Content starts
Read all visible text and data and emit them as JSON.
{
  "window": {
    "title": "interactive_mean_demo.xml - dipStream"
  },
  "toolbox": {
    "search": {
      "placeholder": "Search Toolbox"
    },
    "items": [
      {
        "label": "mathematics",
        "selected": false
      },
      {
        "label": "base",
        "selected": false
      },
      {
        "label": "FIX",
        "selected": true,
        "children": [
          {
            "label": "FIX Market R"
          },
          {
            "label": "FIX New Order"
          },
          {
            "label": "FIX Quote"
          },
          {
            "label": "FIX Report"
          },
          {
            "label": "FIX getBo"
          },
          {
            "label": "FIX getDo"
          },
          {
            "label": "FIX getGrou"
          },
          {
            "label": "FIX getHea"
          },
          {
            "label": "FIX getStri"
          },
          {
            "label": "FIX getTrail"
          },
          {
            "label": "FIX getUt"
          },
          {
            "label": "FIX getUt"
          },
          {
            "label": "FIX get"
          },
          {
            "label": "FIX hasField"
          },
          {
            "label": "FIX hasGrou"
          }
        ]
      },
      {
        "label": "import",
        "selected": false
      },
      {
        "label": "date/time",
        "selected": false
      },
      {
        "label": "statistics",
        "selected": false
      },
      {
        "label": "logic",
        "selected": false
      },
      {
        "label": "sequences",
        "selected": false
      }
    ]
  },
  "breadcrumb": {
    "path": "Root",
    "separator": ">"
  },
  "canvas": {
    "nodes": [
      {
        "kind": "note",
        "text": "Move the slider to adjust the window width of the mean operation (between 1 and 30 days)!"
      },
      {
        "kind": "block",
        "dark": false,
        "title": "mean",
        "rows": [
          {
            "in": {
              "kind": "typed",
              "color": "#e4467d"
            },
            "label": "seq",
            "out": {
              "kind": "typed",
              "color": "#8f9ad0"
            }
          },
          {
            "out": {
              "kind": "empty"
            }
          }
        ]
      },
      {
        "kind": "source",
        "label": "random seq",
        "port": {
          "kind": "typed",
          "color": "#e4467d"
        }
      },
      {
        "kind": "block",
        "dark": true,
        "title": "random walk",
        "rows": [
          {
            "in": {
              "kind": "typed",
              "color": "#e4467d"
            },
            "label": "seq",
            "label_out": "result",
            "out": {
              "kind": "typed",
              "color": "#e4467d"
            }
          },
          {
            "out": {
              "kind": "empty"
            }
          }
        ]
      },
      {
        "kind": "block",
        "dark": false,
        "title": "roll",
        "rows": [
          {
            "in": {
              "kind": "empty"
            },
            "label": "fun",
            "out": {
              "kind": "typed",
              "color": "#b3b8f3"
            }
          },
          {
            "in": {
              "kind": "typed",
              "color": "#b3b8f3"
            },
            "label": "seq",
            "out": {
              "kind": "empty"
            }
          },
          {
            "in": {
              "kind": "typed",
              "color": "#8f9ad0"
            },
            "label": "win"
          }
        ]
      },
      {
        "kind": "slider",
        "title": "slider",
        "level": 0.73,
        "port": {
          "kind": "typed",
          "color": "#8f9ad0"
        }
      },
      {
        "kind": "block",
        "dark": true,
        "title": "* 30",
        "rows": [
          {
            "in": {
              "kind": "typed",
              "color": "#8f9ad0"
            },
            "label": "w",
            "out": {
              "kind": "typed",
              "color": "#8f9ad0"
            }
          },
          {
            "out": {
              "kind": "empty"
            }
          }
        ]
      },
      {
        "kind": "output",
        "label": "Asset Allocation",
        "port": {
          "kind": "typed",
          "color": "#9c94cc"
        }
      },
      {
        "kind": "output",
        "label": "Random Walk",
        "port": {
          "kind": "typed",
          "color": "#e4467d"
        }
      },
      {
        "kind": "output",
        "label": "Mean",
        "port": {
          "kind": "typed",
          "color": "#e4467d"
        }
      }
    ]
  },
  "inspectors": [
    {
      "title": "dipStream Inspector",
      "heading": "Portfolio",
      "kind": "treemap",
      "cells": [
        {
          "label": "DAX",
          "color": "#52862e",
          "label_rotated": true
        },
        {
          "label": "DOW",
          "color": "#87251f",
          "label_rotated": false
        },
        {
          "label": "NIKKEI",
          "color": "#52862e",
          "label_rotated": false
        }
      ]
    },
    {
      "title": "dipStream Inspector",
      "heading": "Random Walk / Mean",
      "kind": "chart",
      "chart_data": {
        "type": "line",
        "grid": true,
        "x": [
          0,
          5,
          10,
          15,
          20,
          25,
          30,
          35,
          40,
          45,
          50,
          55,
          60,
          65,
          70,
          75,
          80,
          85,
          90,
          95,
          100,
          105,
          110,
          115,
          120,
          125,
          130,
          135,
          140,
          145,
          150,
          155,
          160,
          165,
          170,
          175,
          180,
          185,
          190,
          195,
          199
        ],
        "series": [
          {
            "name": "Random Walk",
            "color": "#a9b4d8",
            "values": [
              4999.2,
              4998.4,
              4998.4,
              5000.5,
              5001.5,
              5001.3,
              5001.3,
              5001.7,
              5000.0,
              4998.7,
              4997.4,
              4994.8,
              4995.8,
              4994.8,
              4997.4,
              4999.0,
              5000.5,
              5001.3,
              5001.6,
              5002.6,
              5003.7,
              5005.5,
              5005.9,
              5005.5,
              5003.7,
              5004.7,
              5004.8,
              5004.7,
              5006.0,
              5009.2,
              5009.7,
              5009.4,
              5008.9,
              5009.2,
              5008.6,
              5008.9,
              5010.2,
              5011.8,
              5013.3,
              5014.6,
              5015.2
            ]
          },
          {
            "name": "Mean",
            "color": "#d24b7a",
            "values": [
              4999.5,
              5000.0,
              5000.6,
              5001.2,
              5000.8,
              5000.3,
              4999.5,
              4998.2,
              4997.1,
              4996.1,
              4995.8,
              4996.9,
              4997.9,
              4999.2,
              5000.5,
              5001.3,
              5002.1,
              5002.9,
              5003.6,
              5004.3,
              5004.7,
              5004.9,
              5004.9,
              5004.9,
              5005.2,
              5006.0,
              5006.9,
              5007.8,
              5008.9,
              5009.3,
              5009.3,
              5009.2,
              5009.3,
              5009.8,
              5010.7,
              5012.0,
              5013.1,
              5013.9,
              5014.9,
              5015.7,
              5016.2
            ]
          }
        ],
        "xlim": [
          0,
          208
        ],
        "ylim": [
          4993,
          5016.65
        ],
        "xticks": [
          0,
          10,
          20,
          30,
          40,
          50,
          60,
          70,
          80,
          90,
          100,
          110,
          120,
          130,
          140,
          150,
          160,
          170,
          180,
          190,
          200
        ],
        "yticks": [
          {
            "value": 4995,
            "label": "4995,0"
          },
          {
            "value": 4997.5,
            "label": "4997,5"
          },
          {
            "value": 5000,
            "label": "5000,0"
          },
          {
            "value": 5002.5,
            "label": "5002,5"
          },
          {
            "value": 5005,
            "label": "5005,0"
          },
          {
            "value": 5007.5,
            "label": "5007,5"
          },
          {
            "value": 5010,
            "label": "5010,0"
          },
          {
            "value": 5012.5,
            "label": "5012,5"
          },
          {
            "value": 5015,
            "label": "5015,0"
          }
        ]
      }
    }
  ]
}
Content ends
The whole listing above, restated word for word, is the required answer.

FINISHED TASK →
Read all visible text and data and emit them as JSON.
{
  "window": {
    "title": "interactive_mean_demo.xml - dipStream"
  },
  "toolbox": {
    "search": {
      "placeholder": "Search Toolbox"
    },
    "items": [
      {
        "label": "mathematics",
        "selected": false
      },
      {
        "label": "base",
        "selected": false
      },
      {
        "label": "FIX",
        "selected": true,
        "children": [
          {
            "label": "FIX Market R"
          },
          {
            "label": "FIX New Order"
          },
          {
            "label": "FIX Quote"
          },
          {
            "label": "FIX Report"
          },
          {
            "label": "FIX getBo"
          },
          {
            "label": "FIX getDo"
          },
          {
            "label": "FIX getGrou"
          },
          {
            "label": "FIX getHea"
          },
          {
            "label": "FIX getStri"
          },
          {
            "label": "FIX getTrail"
          },
          {
            "label": "FIX getUt"
          },
          {
            "label": "FIX getUt"
          },
          {
            "label": "FIX get"
          },
          {
            "label": "FIX hasField"
          },
          {
            "label": "FIX hasGrou"
          }
        ]
      },
      {
        "label": "import",
        "selected": false
      },
      {
        "label": "date/time",
        "selected": false
      },
      {
        "label": "statistics",
        "selected": false
      },
      {
        "label": "logic",
        "selected": false
      },
      {
        "label": "sequences",
        "selected": false
      }
    ]
  },
  "breadcrumb": {
    "path": "Root",
    "separator": ">"
  },
  "canvas": {
    "nodes": [
      {
        "kind": "note",
        "text": "Move the slider to adjust the window width of the mean operation (between 1 and 30 days)!"
      },
      {
        "kind": "block",
        "dark": false,
        "title": "mean",
        "rows": [
          {
            "in": {
              "kind": "typed",
              "color": "#e4467d"
            },
            "label": "seq",
            "out": {
              "kind": "typed",
              "color": "#8f9ad0"
            }
          },
          {
            "out": {
              "kind": "empty"
            }
          }
        ]
      },
      {
        "kind": "source",
        "label": "random seq",
        "port": {
          "kind": "typed",
          "color": "#e4467d"
        }
      },
      {
        "kind": "block",
        "dark": true,
        "title": "random walk",
        "rows": [
          {
            "in": {
              "kind": "typed",
              "color": "#e4467d"
            },
            "label": "seq",
            "label_out": "result",
            "out": {
              "kind": "typed",
              "color": "#e4467d"
            }
          },
          {
            "out": {
              "kind": "empty"
            }
          }
        ]
      },
      {
        "kind": "block",
        "dark": false,
        "title": "roll",
        "rows": [
          {
            "in": {
              "kind": "empty"
            },
            "label": "fun",
            "out": {
              "kind": "typed",
              "color": "#b3b8f3"
            }
          },
          {
            "in": {
              "kind": "typed",
              "color": "#b3b8f3"
            },
            "label": "seq",
            "out": {
              "kind": "empty"
            }
          },
          {
            "in": {
              "kind": "typed",
              "color": "#8f9ad0"
            },
            "label": "win"
          }
        ]
      },
      {
        "kind": "slider",
        "title": "slider",
        "level": 0.73,
        "port": {
          "kind": "typed",
          "color": "#8f9ad0"
        }
      },
      {
        "kind": "block",
        "dark": true,
        "title": "* 30",
        "rows": [
          {
            "in": {
              "kind": "typed",
              "color": "#8f9ad0"
            },
            "label": "w",
            "out": {
              "kind": "typed",
              "color": "#8f9ad0"
            }
          },
          {
            "out": {
              "kind": "empty"
            }
          }
        ]
      },
      {
        "kind": "output",
        "label": "Asset Allocation",
        "port": {
          "kind": "typed",
          "color": "#9c94cc"
        }
      },
      {
        "kind": "output",
        "label": "Random Walk",
        "port": {
          "kind": "typed",
          "color": "#e4467d"
        }
      },
      {
        "kind": "output",
        "label": "Mean",
        "port": {
          "kind": "typed",
          "color": "#e4467d"
        }
      }
    ]
  },
  "inspectors": [
    {
      "title": "dipStream Inspector",
      "heading": "Portfolio",
      "kind": "treemap",
      "cells": [
        {
          "label": "DAX",
          "color": "#52862e",
          "label_rotated": true
        },
        {
          "label": "DOW",
          "color": "#87251f",
          "label_rotated": false
        },
        {
          "label": "NIKKEI",
          "color": "#52862e",
          "label_rotated": false
        }
      ]
    },
    {
      "title": "dipStream Inspector",
      "heading": "Random Walk / Mean",
      "kind": "chart",
      "chart_data": {
        "type": "line",
        "grid": true,
        "x": [
          0,
          5,
          10,
          15,
          20,
          25,
          30,
          35,
          40,
          45,
          50,
          55,
          60,
          65,
          70,
          75,
          80,
          85,
          90,
          95,
          100,
          105,
          110,
          115,
          120,
          125,
          130,
          135,
          140,
          145,
          150,
          155,
          160,
          165,
          170,
          175,
          180,
          185,
          190,
          195,
          199
        ],
        "series": [
          {
            "name": "Random Walk",
            "color": "#a9b4d8",
            "values": [
              4999.2,
              4998.4,
              4998.4,
              5000.5,
              5001.5,
              5001.3,
              5001.3,
              5001.7,
              5000.0,
              4998.7,
              4997.4,
              4994.8,
              4995.8,
              4994.8,
              4997.4,
              4999.0,
              5000.5,
              5001.3,
              5001.6,
              5002.6,
              5003.7,
              5005.5,
              5005.9,
              5005.5,
              5003.7,
              5004.7,
              5004.8,
              5004.7,
              5006.0,
              5009.2,
              5009.7,
              5009.4,
              5008.9,
              5009.2,
              5008.6,
              5008.9,
              5010.2,
              5011.8,
              5013.3,
              5014.6,
              5015.2
            ]
          },
          {
            "name": "Mean",
            "color": "#d24b7a",
            "values": [
              4999.5,
              5000.0,
              5000.6,
              5001.2,
              5000.8,
              5000.3,
              4999.5,
              4998.2,
              4997.1,
              4996.1,
              4995.8,
              4996.9,
              4997.9,
              4999.2,
              5000.5,
              5001.3,
              5002.1,
              5002.9,
              5003.6,
              5004.3,
              5004.7,
              5004.9,
              5004.9,
              5004.9,
              5005.2,
              5006.0,
              5006.9,
              5007.8,
              5008.9,
              5009.3,
              5009.3,
              5009.2,
              5009.3,
              5009.8,
              5010.7,
              5012.0,
              5013.1,
              5013.9,
              5014.9,
              5015.7,
              5016.2
            ]
          }
        ],
        "xlim": [
          0,
          208
        ],
        "ylim": [
          4993,
          5016.65
        ],
        "xticks": [
          0,
          10,
          20,
          30,
          40,
          50,
          60,
          70,
          80,
          90,
          100,
          110,
          120,
          130,
          140,
          150,
          160,
          170,
          180,
          190,
          200
        ],
        "yticks": [
          {
            "value": 4995,
            "label": "4995,0"
          },
          {
            "value": 4997.5,
            "label": "4997,5"
          },
          {
            "value": 5000,
            "label": "5000,0"
          },
          {
            "value": 5002.5,
            "label": "5002,5"
          },
          {
            "value": 5005,
            "label": "5005,0"
          },
          {
            "value": 5007.5,
            "label": "5007,5"
          },
          {
            "value": 5010,
            "label": "5010,0"
          },
          {
            "value": 5012.5,
            "label": "5012,5"
          },
          {
            "value": 5015,
            "label": "5015,0"
          }
        ]
      }
    }
  ]
}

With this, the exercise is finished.